Yesterday’s walk through the forest and valley nearby — Venusberg and Melbtal — took my friend H and I and Yoshi the dog through unfamiliar territory: steeply sloped ravines at the sides and bottom of which lay enormous naturally felled trunks, casualties of past winters’ furious gales most likely. The springs have been amply fed by this winter’s generous rains and the flow in the gullies was steady and clear.
I am always on the lookout for flowers and fungi on these forest forays. By the roadside leading to the forest, a clump of tête-a-tête narcissus had fully opened. The snowdrops have already gone to seed, but the next wave of spring’s ephemerals are waking up: pale pink wind anemones at bud stage and a few periwinkles – such a gorgeous blue — have opened, enjoying their access to sunlight in a clearing.
On the way to the forest and back, we took a side road into a neighbourhood I’d never walked through before. A redbud tree (Cercis) was in its full glory, and an early rhododendron with magenta flowers in a front garden complemented blooming heather.
Rhododendron and heather
It was quite an adventure, and took us close to two hours, scrambling up and down the ravines, taking care not to slip down the steep slopes. Once, a massive felled tree trunk blocked the path — it did not faze Yoshi the dog. It did me but I managed eventually. A thoroughly satisfying walk, quite challenging in parts, and I’m glad that my knees and thighs had been up to it. And of course, a walk through the forest with a best friend (not to forget Yoshi the dog), seeing the new crop of wild flowers coming up, is always pure pleasure. And such a rare treasure, for no two walks, even in the same forest, are ever the same.
Yesterday was the third consecutively sunny day in Bonn in weeks – such a blessing – and a rare one at that — at this time of year, often rainy and dreary grey! A foray through Kottenforst, the nearby forest, passing through Melbtal was definitely in order. A larch – that rare deciduous conifer — with its reddening leaves soon to turn yellow, was brilliant in the sun. I was blessed to uncover several fungi – beige, brown, and white – emerging from their thick camouflage of fallen leaves. Had they been certifiably edible, it would have been possible to make a regal feast out of them – they were enormous and succulent. However, since they were growing by the path and most likely fertilized by passing horses, not to mention dogs and other livestock, it was probably best not to consider them for the table.
Leaves are still on the trees and with the low autumn sun behind them, they were splendid! A walk through Kottenforst and Melbtal – at any season – never disappoints, and on a glorious autumn day like yesterday, a leisurely stroll through truly lifts the spirits.
For mild autumn days and invigorating sights, for the sounds of a woodpecker and birdsong in the woods, to walk through a colourful layer of fallen leaves and revel in their crisp crunchiness underfoot, to discover varied fungi – the crowning glory of every forest walk – I am overjoyed and deeply grateful.

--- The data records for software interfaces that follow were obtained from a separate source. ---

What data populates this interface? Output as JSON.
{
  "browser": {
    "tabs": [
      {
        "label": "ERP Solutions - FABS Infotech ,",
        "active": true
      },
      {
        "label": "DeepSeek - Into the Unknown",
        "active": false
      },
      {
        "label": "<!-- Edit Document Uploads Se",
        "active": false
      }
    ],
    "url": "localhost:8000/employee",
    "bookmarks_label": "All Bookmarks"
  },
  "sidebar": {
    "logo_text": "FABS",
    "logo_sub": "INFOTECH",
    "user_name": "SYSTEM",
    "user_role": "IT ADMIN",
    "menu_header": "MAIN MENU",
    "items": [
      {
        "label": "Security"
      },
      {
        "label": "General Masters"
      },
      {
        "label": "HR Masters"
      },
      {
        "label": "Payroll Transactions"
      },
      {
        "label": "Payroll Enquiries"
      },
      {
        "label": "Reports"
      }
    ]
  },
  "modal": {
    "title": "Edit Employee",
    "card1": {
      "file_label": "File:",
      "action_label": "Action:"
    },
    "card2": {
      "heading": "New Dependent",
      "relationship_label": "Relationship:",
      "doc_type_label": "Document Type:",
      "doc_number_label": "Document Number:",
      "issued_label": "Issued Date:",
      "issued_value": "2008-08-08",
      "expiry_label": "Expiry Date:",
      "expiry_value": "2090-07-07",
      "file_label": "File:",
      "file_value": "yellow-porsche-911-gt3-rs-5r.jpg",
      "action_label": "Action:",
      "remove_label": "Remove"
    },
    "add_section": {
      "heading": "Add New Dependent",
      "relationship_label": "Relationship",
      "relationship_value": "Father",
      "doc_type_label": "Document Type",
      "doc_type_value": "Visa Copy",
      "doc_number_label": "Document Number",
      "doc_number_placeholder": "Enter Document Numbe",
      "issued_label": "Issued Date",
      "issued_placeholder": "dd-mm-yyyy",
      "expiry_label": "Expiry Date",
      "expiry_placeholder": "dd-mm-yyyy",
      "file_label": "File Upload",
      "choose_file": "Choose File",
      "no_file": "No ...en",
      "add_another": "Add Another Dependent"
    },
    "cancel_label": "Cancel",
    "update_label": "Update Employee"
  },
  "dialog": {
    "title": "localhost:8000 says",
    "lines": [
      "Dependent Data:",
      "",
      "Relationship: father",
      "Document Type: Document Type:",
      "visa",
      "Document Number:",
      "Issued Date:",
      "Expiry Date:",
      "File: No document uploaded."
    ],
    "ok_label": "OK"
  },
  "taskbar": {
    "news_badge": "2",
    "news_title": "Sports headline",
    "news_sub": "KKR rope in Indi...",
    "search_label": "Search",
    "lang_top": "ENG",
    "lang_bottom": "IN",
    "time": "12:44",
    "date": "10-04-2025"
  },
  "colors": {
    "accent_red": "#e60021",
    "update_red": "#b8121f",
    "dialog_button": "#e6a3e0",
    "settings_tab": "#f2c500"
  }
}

Today began dark and dreary, but the sky is gradually turning a pale blue and the sun is shyly peeking in. A crow — perhaps the same one I’ve been seeing daily — is back on its perch on the Douglas fir; it might have a nest somewhere inside there. The birch has lost most of its golden leaves, but its bare branches form a lovely filigree against the sky and several birds — difficult to identify from this distance — made it a stopover point. A wren and a black tit are foraging among the rain-drenched needles of the yew. A kite, once again in search of prey, circles overhead, but the birds on the birch have gone and taken shelter elsewhere. In the diffused light of today’s cloudy sky, the Kerria’s yellow leaves and the contorted hazel’s orange ones seem to glow. I am blessed with these sights as I write and look out onto the back garden. Thank You!